**Supplied data**

[Start of section]

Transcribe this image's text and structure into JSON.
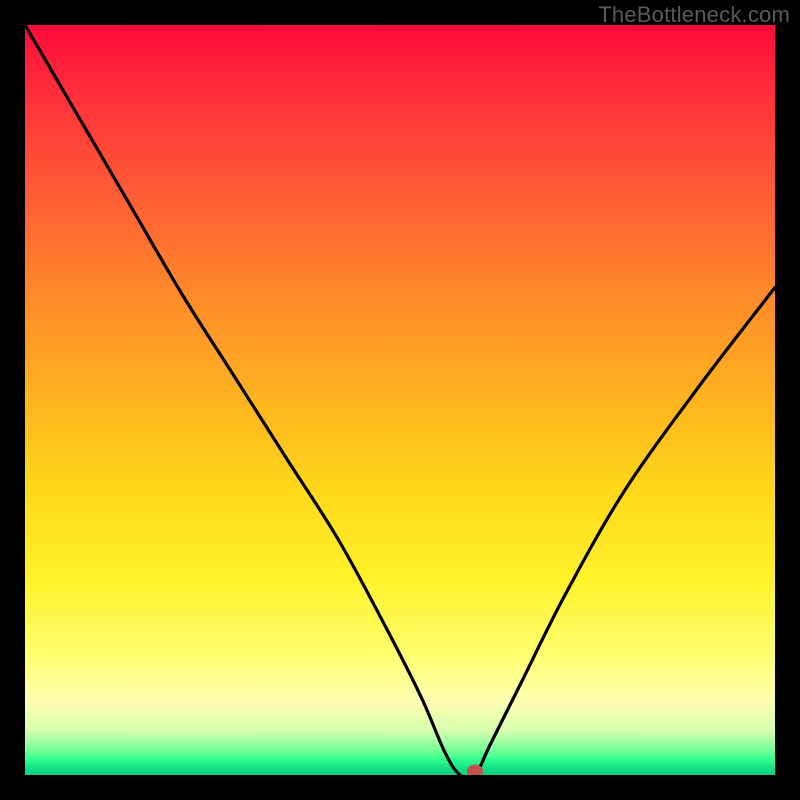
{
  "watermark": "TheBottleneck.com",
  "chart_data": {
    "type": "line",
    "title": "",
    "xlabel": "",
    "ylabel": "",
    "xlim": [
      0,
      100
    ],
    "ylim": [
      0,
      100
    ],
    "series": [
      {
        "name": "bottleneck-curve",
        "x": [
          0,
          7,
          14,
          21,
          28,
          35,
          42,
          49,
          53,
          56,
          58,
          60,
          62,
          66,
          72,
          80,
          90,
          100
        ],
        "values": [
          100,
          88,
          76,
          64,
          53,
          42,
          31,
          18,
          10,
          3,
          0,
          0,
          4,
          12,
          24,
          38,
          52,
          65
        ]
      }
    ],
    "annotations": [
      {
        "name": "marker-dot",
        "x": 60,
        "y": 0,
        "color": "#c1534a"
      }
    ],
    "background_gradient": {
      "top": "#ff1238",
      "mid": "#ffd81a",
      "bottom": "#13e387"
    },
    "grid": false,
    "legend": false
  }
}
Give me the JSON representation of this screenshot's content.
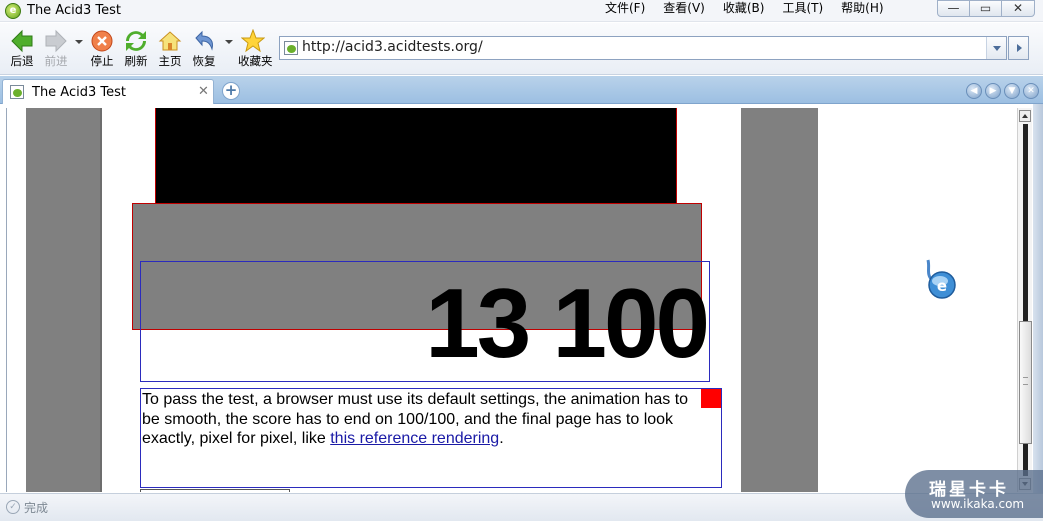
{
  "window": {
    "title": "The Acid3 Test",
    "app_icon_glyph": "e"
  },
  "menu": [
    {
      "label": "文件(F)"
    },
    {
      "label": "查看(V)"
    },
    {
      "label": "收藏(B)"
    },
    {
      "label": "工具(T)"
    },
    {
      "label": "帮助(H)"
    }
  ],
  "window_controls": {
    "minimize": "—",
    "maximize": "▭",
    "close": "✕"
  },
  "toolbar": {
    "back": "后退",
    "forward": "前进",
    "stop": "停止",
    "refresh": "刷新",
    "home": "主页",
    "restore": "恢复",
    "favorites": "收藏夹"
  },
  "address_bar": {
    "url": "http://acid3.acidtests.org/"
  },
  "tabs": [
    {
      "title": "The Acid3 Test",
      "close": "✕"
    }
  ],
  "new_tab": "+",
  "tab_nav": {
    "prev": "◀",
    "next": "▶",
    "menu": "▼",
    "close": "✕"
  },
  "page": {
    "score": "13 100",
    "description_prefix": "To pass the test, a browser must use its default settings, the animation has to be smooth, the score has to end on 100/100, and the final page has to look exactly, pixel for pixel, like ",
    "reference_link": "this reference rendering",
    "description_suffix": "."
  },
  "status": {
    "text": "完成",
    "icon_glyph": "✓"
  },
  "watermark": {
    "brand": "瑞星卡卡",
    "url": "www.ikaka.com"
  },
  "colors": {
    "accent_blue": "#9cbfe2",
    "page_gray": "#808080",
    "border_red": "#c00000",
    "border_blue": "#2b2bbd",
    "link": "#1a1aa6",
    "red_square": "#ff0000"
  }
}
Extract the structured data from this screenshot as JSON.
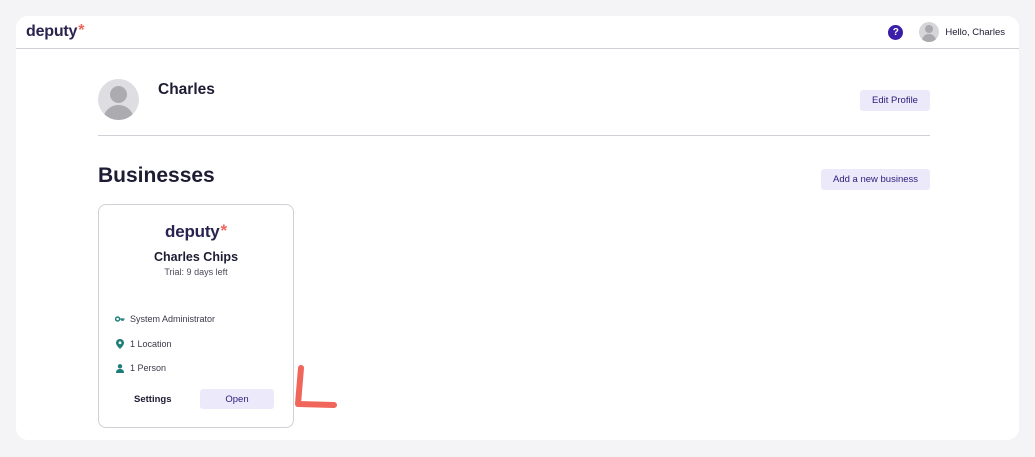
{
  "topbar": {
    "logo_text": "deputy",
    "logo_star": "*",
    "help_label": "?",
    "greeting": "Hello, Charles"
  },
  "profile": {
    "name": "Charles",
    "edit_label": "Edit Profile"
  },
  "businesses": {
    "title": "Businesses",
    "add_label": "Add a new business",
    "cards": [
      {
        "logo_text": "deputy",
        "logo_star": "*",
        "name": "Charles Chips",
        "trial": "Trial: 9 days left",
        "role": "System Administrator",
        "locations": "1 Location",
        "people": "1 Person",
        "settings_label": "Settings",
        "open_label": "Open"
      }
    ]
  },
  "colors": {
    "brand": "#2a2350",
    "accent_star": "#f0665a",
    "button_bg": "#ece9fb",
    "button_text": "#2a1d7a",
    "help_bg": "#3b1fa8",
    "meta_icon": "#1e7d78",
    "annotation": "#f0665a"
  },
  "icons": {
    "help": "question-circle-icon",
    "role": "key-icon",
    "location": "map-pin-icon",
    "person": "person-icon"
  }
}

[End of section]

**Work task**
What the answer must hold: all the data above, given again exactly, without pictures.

**Response box**
Transcribe this image's text and structure into JSON.
{
  "watermark": "TheBottleneck.com",
  "chart_data": {
    "type": "line",
    "title": "",
    "xlabel": "",
    "ylabel": "",
    "xlim": [
      0,
      100
    ],
    "ylim": [
      0,
      100
    ],
    "series": [
      {
        "name": "bottleneck-curve",
        "x": [
          0,
          7,
          14,
          21,
          28,
          35,
          42,
          49,
          53,
          56,
          58,
          60,
          62,
          66,
          72,
          80,
          90,
          100
        ],
        "values": [
          100,
          88,
          76,
          64,
          53,
          42,
          31,
          18,
          10,
          3,
          0,
          0,
          4,
          12,
          24,
          38,
          52,
          65
        ]
      }
    ],
    "annotations": [
      {
        "name": "marker-dot",
        "x": 60,
        "y": 0,
        "color": "#c1534a"
      }
    ],
    "background_gradient": {
      "top": "#ff1238",
      "mid": "#ffd81a",
      "bottom": "#13e387"
    },
    "grid": false,
    "legend": false
  }
}
Give me the JSON representation of this screenshot's content.
{
  "window": {
    "title": "The Acid3 Test",
    "app_icon_glyph": "e"
  },
  "menu": [
    {
      "label": "文件(F)"
    },
    {
      "label": "查看(V)"
    },
    {
      "label": "收藏(B)"
    },
    {
      "label": "工具(T)"
    },
    {
      "label": "帮助(H)"
    }
  ],
  "window_controls": {
    "minimize": "—",
    "maximize": "▭",
    "close": "✕"
  },
  "toolbar": {
    "back": "后退",
    "forward": "前进",
    "stop": "停止",
    "refresh": "刷新",
    "home": "主页",
    "restore": "恢复",
    "favorites": "收藏夹"
  },
  "address_bar": {
    "url": "http://acid3.acidtests.org/"
  },
  "tabs": [
    {
      "title": "The Acid3 Test",
      "close": "✕"
    }
  ],
  "new_tab": "+",
  "tab_nav": {
    "prev": "◀",
    "next": "▶",
    "menu": "▼",
    "close": "✕"
  },
  "page": {
    "score": "13 100",
    "description_prefix": "To pass the test, a browser must use its default settings, the animation has to be smooth, the score has to end on 100/100, and the final page has to look exactly, pixel for pixel, like ",
    "reference_link": "this reference rendering",
    "description_suffix": "."
  },
  "status": {
    "text": "完成",
    "icon_glyph": "✓"
  },
  "watermark": {
    "brand": "瑞星卡卡",
    "url": "www.ikaka.com"
  },
  "colors": {
    "accent_blue": "#9cbfe2",
    "page_gray": "#808080",
    "border_red": "#c00000",
    "border_blue": "#2b2bbd",
    "link": "#1a1aa6",
    "red_square": "#ff0000"
  }
}
Extract the structured data from this screenshot as JSON.
{
  "topbar": {
    "logo_text": "deputy",
    "logo_star": "*",
    "help_label": "?",
    "greeting": "Hello, Charles"
  },
  "profile": {
    "name": "Charles",
    "edit_label": "Edit Profile"
  },
  "businesses": {
    "title": "Businesses",
    "add_label": "Add a new business",
    "cards": [
      {
        "logo_text": "deputy",
        "logo_star": "*",
        "name": "Charles Chips",
        "trial": "Trial: 9 days left",
        "role": "System Administrator",
        "locations": "1 Location",
        "people": "1 Person",
        "settings_label": "Settings",
        "open_label": "Open"
      }
    ]
  },
  "colors": {
    "brand": "#2a2350",
    "accent_star": "#f0665a",
    "button_bg": "#ece9fb",
    "button_text": "#2a1d7a",
    "help_bg": "#3b1fa8",
    "meta_icon": "#1e7d78",
    "annotation": "#f0665a"
  },
  "icons": {
    "help": "question-circle-icon",
    "role": "key-icon",
    "location": "map-pin-icon",
    "person": "person-icon"
  }
}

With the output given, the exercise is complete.